■ **Your assignment**: For this exercise, copy all the data exactly and include none of the pictures.

(Data about app and page elements)

_ _ _ _

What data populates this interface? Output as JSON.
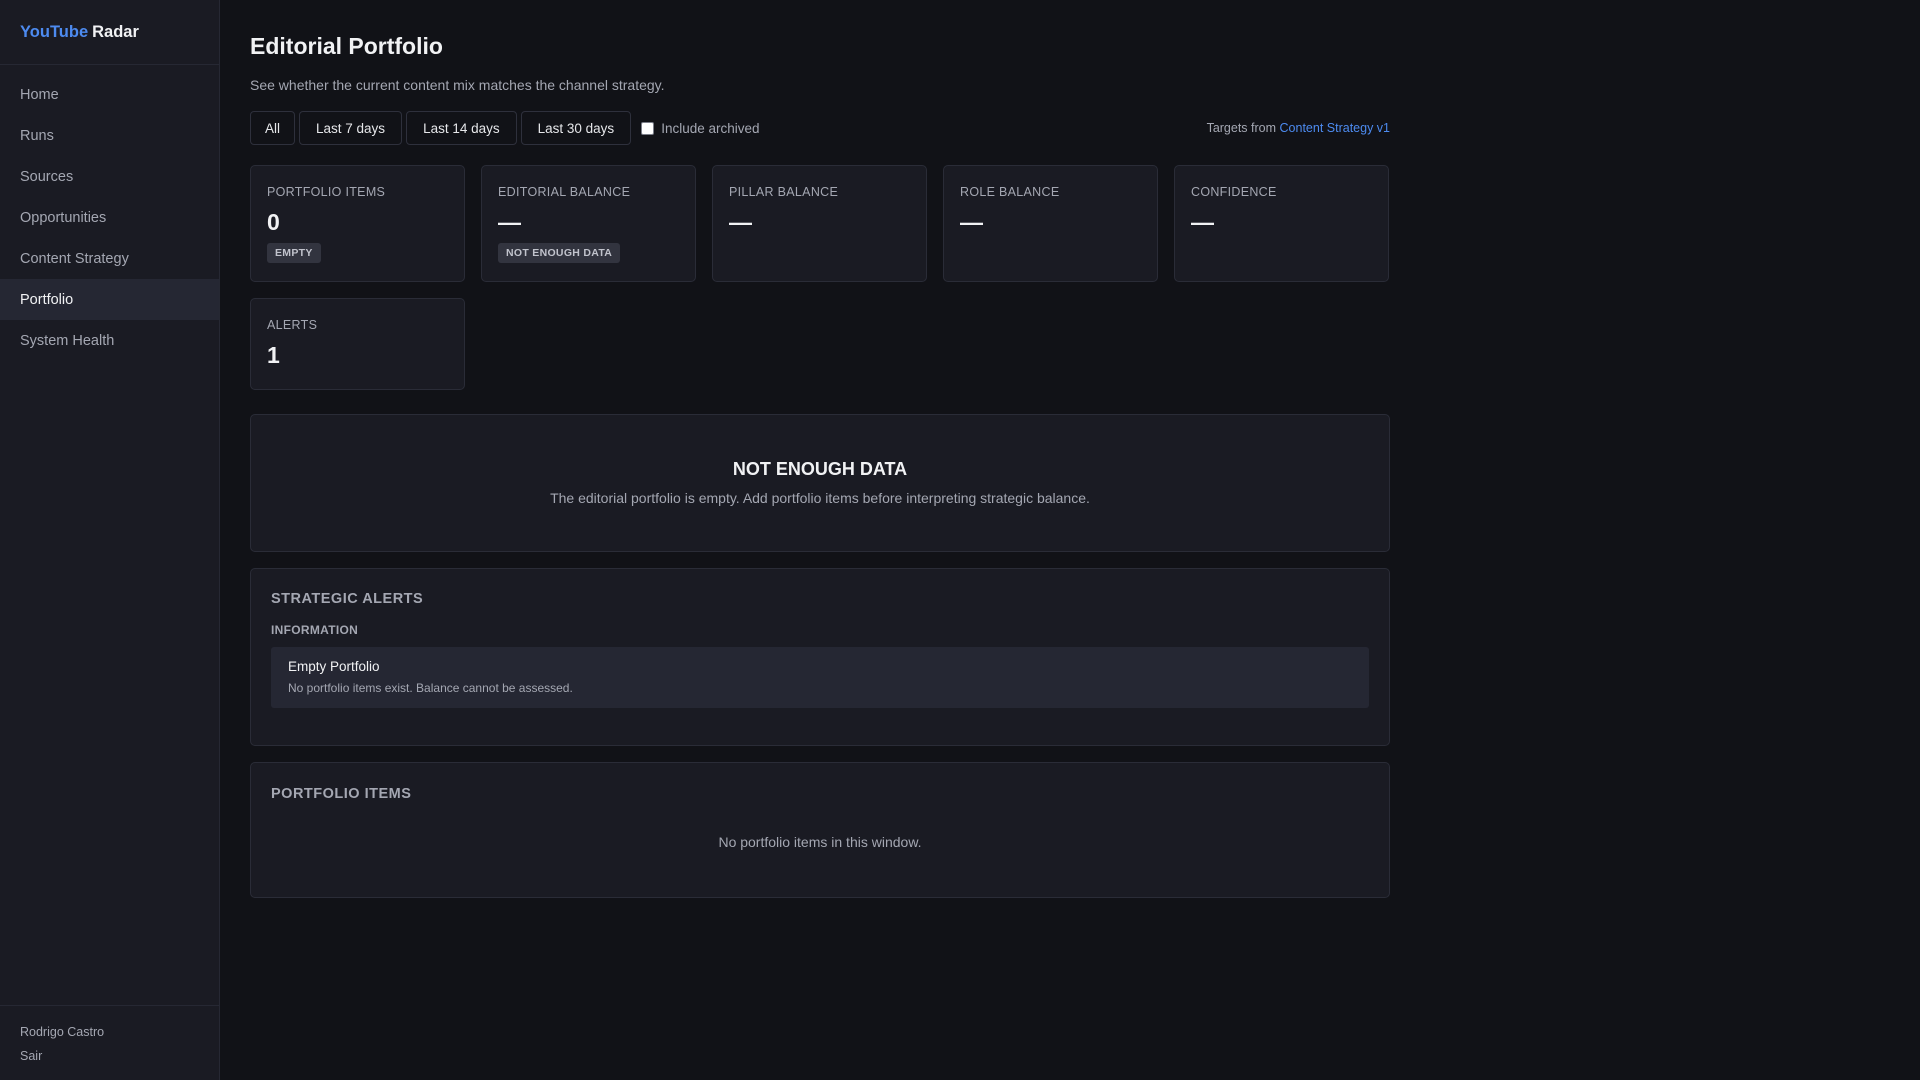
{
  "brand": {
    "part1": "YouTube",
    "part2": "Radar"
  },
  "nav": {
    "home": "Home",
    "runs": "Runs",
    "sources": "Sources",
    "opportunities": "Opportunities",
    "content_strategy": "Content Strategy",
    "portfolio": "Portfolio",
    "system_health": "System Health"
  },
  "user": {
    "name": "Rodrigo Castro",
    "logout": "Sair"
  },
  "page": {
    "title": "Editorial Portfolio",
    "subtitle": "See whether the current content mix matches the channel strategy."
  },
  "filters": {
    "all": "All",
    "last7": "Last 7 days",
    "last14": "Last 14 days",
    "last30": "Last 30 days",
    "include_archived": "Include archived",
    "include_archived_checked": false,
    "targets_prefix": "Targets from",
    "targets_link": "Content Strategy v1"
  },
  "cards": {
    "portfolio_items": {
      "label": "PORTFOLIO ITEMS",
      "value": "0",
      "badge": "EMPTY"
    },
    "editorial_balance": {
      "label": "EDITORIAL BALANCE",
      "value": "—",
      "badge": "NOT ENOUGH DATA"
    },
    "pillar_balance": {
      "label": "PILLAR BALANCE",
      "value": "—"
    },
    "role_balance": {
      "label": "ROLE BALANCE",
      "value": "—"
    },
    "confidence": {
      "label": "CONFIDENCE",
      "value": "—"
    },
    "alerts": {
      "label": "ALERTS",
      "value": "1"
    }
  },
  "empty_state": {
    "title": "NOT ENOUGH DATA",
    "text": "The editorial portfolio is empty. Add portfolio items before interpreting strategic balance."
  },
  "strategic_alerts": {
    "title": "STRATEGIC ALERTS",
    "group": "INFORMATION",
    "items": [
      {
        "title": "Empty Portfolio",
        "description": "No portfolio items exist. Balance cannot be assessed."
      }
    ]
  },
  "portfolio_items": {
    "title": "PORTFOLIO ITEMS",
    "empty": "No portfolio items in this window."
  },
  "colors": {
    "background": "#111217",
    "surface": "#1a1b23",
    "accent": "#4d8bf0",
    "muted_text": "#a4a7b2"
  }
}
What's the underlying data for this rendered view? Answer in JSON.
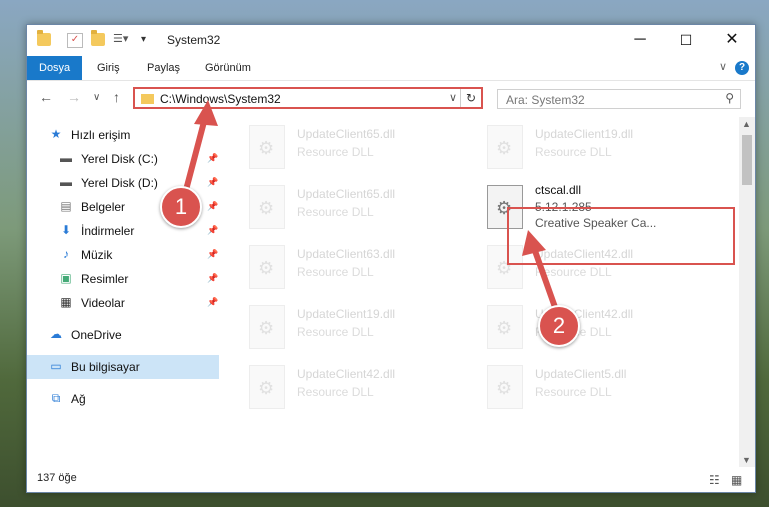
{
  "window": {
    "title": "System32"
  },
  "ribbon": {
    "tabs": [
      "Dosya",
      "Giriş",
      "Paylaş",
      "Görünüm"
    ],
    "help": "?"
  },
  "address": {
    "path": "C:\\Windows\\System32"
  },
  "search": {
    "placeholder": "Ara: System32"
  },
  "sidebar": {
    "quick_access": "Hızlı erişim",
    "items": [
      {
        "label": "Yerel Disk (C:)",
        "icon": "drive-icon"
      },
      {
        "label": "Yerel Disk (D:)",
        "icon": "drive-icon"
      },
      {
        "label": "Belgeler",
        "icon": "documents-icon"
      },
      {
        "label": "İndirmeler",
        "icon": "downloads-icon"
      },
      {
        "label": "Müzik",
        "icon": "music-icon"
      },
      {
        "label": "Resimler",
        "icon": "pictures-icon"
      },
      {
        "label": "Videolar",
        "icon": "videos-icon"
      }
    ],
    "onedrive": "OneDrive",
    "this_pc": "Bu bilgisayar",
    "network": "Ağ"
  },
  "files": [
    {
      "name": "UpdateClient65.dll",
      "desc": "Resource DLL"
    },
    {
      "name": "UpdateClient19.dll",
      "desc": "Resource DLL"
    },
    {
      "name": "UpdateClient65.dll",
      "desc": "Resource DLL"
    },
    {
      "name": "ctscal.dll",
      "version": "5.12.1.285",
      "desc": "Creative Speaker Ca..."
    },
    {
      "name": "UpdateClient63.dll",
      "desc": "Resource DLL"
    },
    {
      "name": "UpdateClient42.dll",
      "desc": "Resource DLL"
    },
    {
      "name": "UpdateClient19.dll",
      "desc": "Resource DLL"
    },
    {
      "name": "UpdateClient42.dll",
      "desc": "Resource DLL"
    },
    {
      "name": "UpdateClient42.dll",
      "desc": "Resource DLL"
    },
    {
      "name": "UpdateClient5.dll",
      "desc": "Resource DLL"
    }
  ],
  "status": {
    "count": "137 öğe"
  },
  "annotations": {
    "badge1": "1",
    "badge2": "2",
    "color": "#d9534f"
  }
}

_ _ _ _

■ **Expected output**:
What data populates this interface? Output as JSON.
{
  "brand": {
    "part1": "YouTube",
    "part2": "Radar"
  },
  "nav": {
    "home": "Home",
    "runs": "Runs",
    "sources": "Sources",
    "opportunities": "Opportunities",
    "content_strategy": "Content Strategy",
    "portfolio": "Portfolio",
    "system_health": "System Health"
  },
  "user": {
    "name": "Rodrigo Castro",
    "logout": "Sair"
  },
  "page": {
    "title": "Editorial Portfolio",
    "subtitle": "See whether the current content mix matches the channel strategy."
  },
  "filters": {
    "all": "All",
    "last7": "Last 7 days",
    "last14": "Last 14 days",
    "last30": "Last 30 days",
    "include_archived": "Include archived",
    "include_archived_checked": false,
    "targets_prefix": "Targets from",
    "targets_link": "Content Strategy v1"
  },
  "cards": {
    "portfolio_items": {
      "label": "PORTFOLIO ITEMS",
      "value": "0",
      "badge": "EMPTY"
    },
    "editorial_balance": {
      "label": "EDITORIAL BALANCE",
      "value": "—",
      "badge": "NOT ENOUGH DATA"
    },
    "pillar_balance": {
      "label": "PILLAR BALANCE",
      "value": "—"
    },
    "role_balance": {
      "label": "ROLE BALANCE",
      "value": "—"
    },
    "confidence": {
      "label": "CONFIDENCE",
      "value": "—"
    },
    "alerts": {
      "label": "ALERTS",
      "value": "1"
    }
  },
  "empty_state": {
    "title": "NOT ENOUGH DATA",
    "text": "The editorial portfolio is empty. Add portfolio items before interpreting strategic balance."
  },
  "strategic_alerts": {
    "title": "STRATEGIC ALERTS",
    "group": "INFORMATION",
    "items": [
      {
        "title": "Empty Portfolio",
        "description": "No portfolio items exist. Balance cannot be assessed."
      }
    ]
  },
  "portfolio_items": {
    "title": "PORTFOLIO ITEMS",
    "empty": "No portfolio items in this window."
  },
  "colors": {
    "background": "#111217",
    "surface": "#1a1b23",
    "accent": "#4d8bf0",
    "muted_text": "#a4a7b2"
  }
}
What's the underlying data for this rendered view? Answer in JSON.
{
  "window": {
    "title": "System32"
  },
  "ribbon": {
    "tabs": [
      "Dosya",
      "Giriş",
      "Paylaş",
      "Görünüm"
    ],
    "help": "?"
  },
  "address": {
    "path": "C:\\Windows\\System32"
  },
  "search": {
    "placeholder": "Ara: System32"
  },
  "sidebar": {
    "quick_access": "Hızlı erişim",
    "items": [
      {
        "label": "Yerel Disk (C:)",
        "icon": "drive-icon"
      },
      {
        "label": "Yerel Disk (D:)",
        "icon": "drive-icon"
      },
      {
        "label": "Belgeler",
        "icon": "documents-icon"
      },
      {
        "label": "İndirmeler",
        "icon": "downloads-icon"
      },
      {
        "label": "Müzik",
        "icon": "music-icon"
      },
      {
        "label": "Resimler",
        "icon": "pictures-icon"
      },
      {
        "label": "Videolar",
        "icon": "videos-icon"
      }
    ],
    "onedrive": "OneDrive",
    "this_pc": "Bu bilgisayar",
    "network": "Ağ"
  },
  "files": [
    {
      "name": "UpdateClient65.dll",
      "desc": "Resource DLL"
    },
    {
      "name": "UpdateClient19.dll",
      "desc": "Resource DLL"
    },
    {
      "name": "UpdateClient65.dll",
      "desc": "Resource DLL"
    },
    {
      "name": "ctscal.dll",
      "version": "5.12.1.285",
      "desc": "Creative Speaker Ca..."
    },
    {
      "name": "UpdateClient63.dll",
      "desc": "Resource DLL"
    },
    {
      "name": "UpdateClient42.dll",
      "desc": "Resource DLL"
    },
    {
      "name": "UpdateClient19.dll",
      "desc": "Resource DLL"
    },
    {
      "name": "UpdateClient42.dll",
      "desc": "Resource DLL"
    },
    {
      "name": "UpdateClient42.dll",
      "desc": "Resource DLL"
    },
    {
      "name": "UpdateClient5.dll",
      "desc": "Resource DLL"
    }
  ],
  "status": {
    "count": "137 öğe"
  },
  "annotations": {
    "badge1": "1",
    "badge2": "2",
    "color": "#d9534f"
  }
}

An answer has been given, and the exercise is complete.